» **Excerpted records**
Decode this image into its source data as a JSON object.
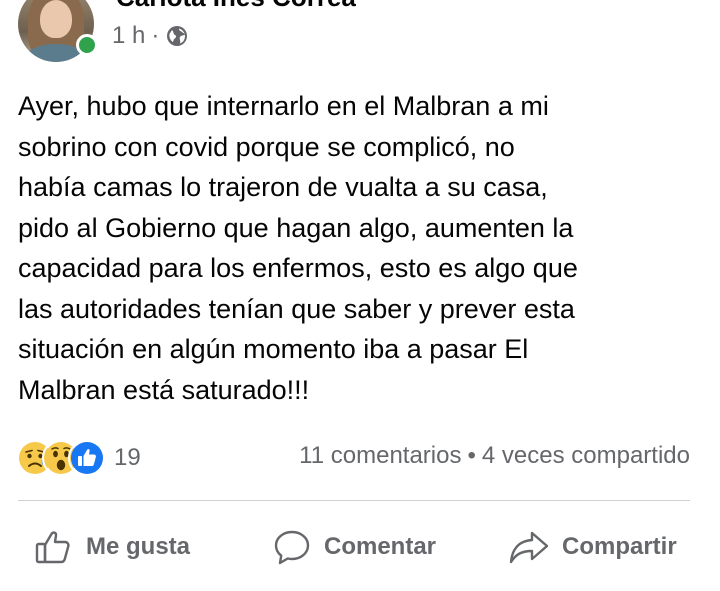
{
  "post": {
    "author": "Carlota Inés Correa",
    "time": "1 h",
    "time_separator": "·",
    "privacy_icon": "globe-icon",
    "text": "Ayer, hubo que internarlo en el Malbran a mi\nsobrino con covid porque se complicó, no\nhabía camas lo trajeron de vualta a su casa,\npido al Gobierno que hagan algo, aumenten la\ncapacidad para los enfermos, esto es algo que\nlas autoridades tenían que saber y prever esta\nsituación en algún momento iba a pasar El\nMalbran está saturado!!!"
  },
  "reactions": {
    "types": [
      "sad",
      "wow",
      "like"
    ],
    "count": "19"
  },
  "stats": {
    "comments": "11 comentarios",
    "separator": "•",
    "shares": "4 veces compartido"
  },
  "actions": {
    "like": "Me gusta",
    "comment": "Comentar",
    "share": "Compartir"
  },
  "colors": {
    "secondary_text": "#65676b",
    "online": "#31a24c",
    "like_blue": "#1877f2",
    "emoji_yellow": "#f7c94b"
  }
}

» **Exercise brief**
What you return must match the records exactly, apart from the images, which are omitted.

» **Expected answer**
Decode this image into its source data as a JSON object.
{
  "post": {
    "author": "Carlota Inés Correa",
    "time": "1 h",
    "time_separator": "·",
    "privacy_icon": "globe-icon",
    "text": "Ayer, hubo que internarlo en el Malbran a mi\nsobrino con covid porque se complicó, no\nhabía camas lo trajeron de vualta a su casa,\npido al Gobierno que hagan algo, aumenten la\ncapacidad para los enfermos, esto es algo que\nlas autoridades tenían que saber y prever esta\nsituación en algún momento iba a pasar El\nMalbran está saturado!!!"
  },
  "reactions": {
    "types": [
      "sad",
      "wow",
      "like"
    ],
    "count": "19"
  },
  "stats": {
    "comments": "11 comentarios",
    "separator": "•",
    "shares": "4 veces compartido"
  },
  "actions": {
    "like": "Me gusta",
    "comment": "Comentar",
    "share": "Compartir"
  },
  "colors": {
    "secondary_text": "#65676b",
    "online": "#31a24c",
    "like_blue": "#1877f2",
    "emoji_yellow": "#f7c94b"
  }
}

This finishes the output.